» **TRY IT**: Could you filter the data below down to the lines that hold the word "title"?

» **Page and application data records**:
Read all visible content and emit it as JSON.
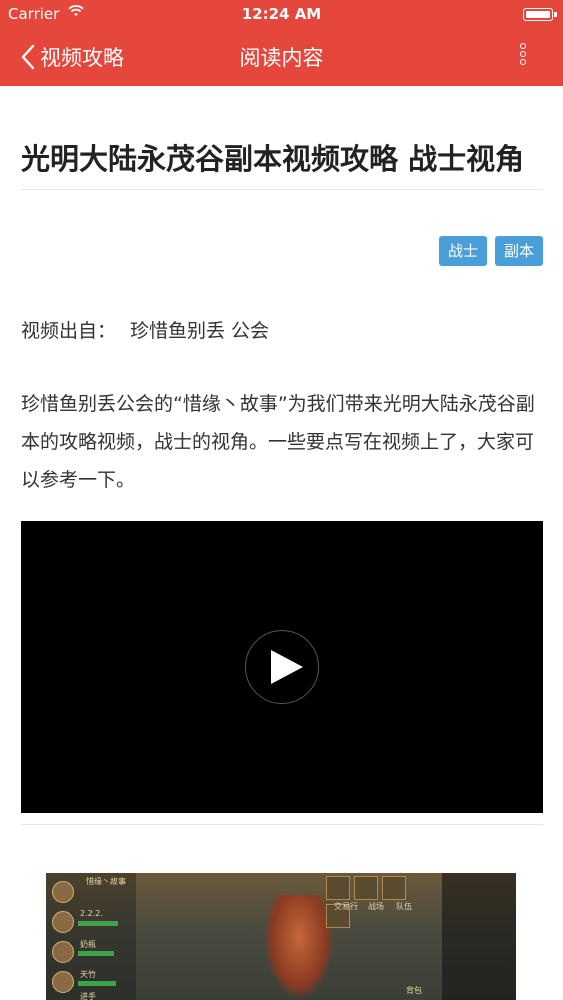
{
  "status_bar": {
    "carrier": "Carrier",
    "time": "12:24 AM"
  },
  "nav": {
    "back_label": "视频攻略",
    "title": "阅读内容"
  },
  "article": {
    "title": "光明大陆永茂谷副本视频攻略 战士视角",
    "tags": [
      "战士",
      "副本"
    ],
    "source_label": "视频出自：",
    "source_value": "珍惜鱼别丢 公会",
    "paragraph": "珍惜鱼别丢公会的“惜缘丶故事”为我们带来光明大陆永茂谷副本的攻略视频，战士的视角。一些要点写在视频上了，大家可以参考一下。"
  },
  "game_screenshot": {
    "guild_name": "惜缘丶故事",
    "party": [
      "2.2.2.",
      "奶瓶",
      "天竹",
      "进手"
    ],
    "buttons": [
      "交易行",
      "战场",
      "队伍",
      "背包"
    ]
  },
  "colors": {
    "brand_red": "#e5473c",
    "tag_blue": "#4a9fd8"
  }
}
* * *
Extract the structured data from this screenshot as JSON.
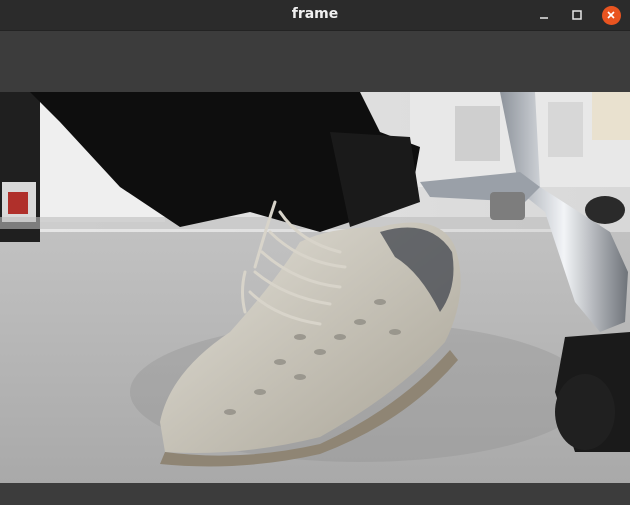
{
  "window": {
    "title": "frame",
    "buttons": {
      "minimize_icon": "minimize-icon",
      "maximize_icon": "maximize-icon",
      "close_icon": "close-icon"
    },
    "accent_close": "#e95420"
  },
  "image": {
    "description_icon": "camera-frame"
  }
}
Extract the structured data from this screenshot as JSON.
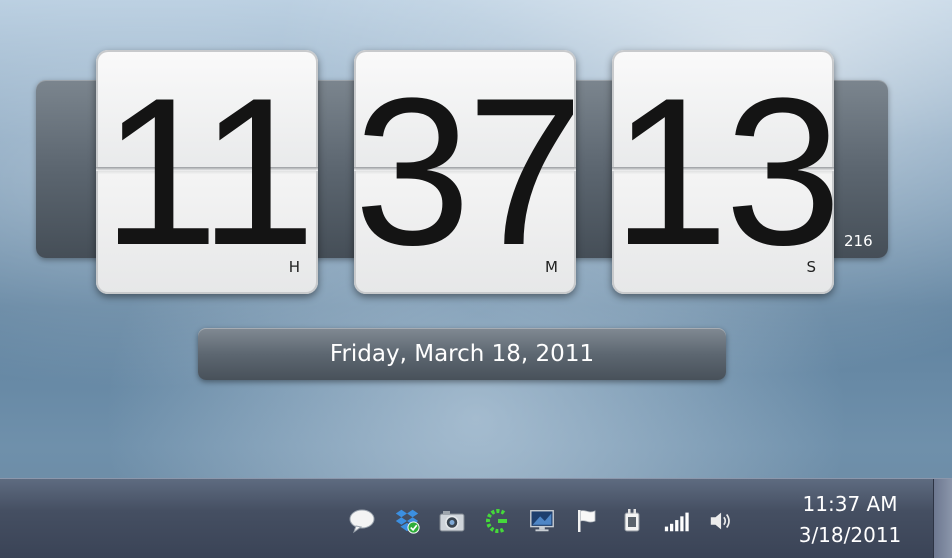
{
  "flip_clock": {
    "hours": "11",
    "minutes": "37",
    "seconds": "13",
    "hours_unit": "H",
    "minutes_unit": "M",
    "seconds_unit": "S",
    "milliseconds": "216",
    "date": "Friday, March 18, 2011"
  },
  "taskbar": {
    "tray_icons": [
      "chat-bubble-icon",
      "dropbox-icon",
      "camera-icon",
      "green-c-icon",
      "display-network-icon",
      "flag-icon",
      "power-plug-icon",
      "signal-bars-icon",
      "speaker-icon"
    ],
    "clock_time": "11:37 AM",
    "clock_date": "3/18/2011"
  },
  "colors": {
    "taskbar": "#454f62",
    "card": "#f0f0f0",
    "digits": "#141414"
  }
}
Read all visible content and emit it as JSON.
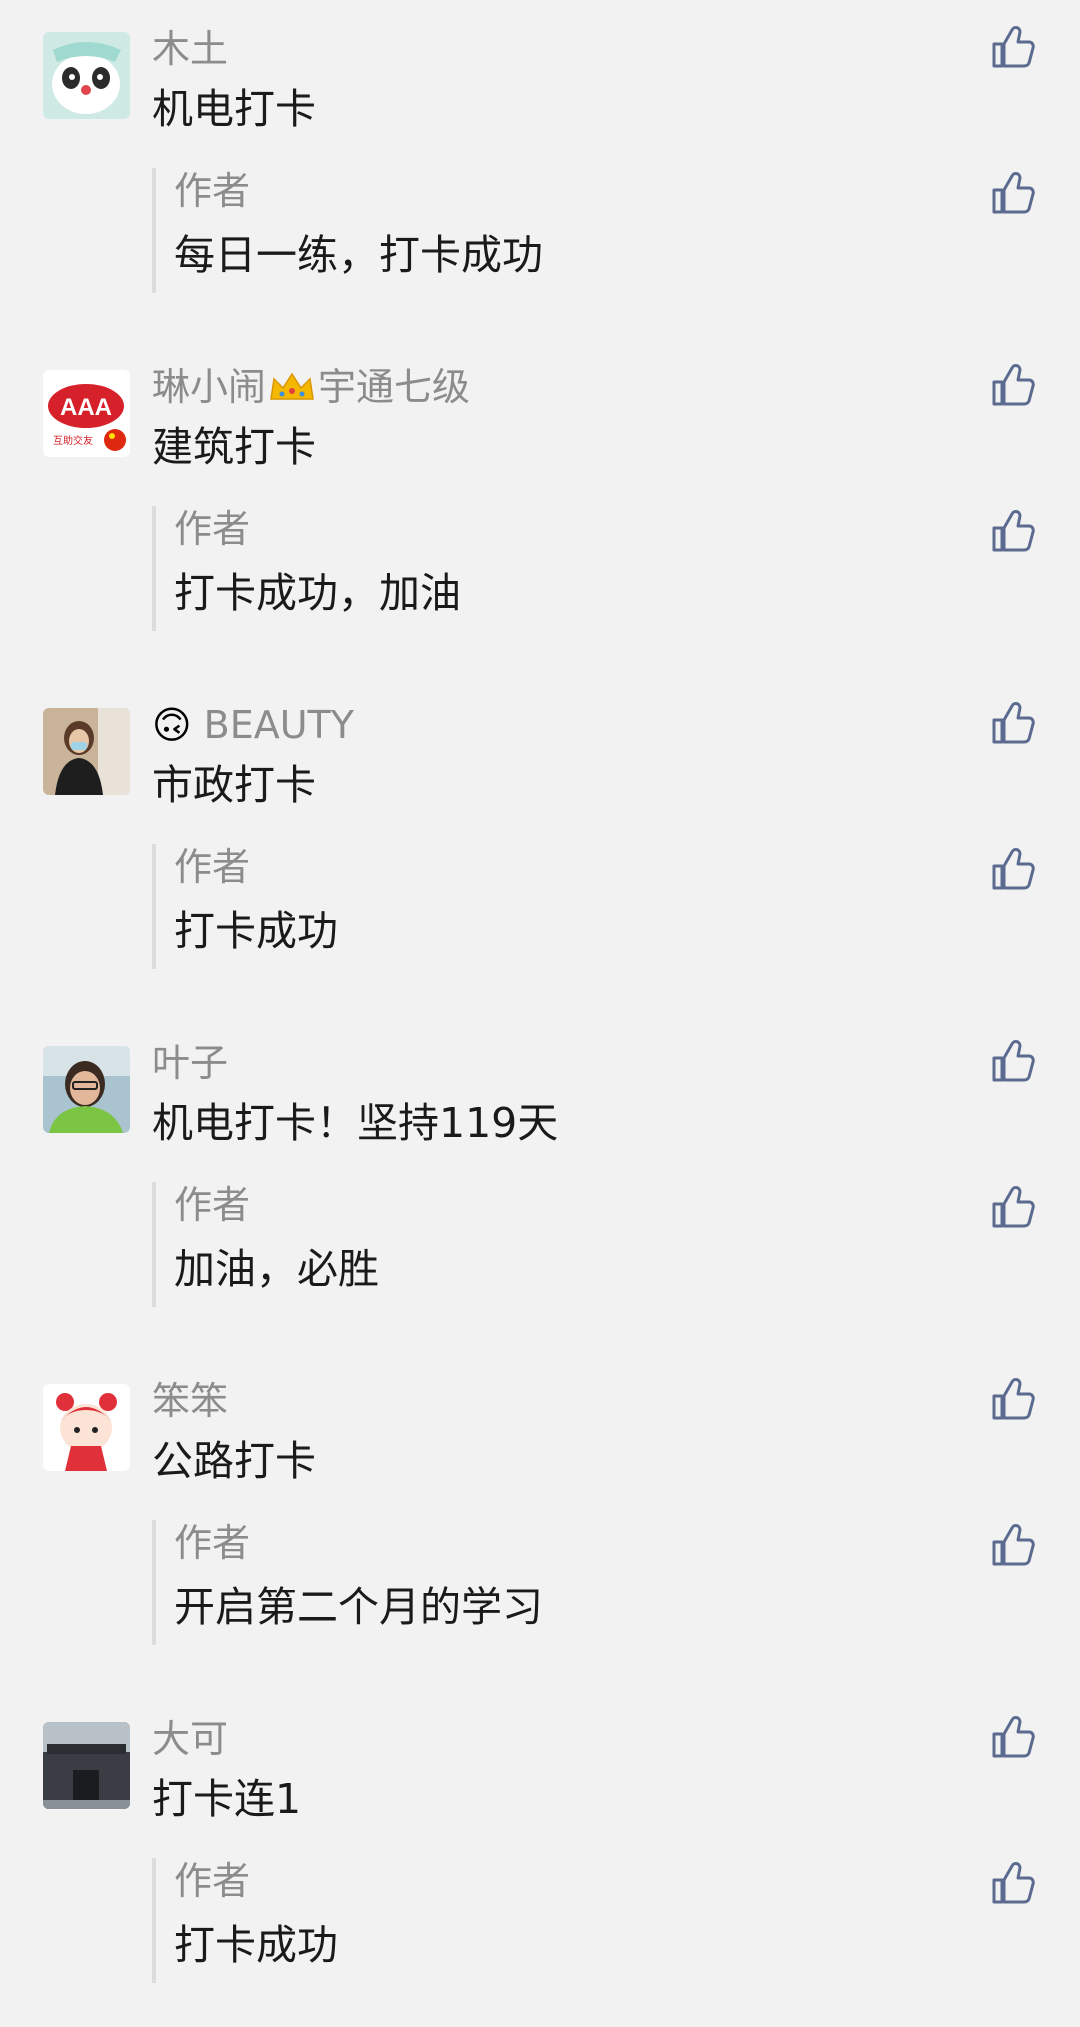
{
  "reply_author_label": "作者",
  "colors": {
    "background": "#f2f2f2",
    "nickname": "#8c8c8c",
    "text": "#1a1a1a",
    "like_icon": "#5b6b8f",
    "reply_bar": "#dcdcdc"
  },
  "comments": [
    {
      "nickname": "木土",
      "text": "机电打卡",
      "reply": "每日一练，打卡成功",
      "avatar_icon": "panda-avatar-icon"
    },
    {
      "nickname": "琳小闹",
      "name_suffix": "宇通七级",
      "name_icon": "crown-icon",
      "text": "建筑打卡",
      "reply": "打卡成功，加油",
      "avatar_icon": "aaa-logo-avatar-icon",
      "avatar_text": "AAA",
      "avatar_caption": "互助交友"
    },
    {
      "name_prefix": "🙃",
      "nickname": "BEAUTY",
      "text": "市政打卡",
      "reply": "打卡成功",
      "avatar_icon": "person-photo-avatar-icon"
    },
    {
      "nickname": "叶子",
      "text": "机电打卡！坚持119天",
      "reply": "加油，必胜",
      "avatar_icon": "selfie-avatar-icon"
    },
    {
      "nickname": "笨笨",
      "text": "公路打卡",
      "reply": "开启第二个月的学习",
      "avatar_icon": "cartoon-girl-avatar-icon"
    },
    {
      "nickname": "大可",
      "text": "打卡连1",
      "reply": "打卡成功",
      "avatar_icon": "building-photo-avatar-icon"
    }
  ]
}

» **EXERCISE SOLUTION**:
    "title": "阅读内容"
    "title": "光明大陆永茂谷副本视频攻略 战士视角",
    "title": "frame",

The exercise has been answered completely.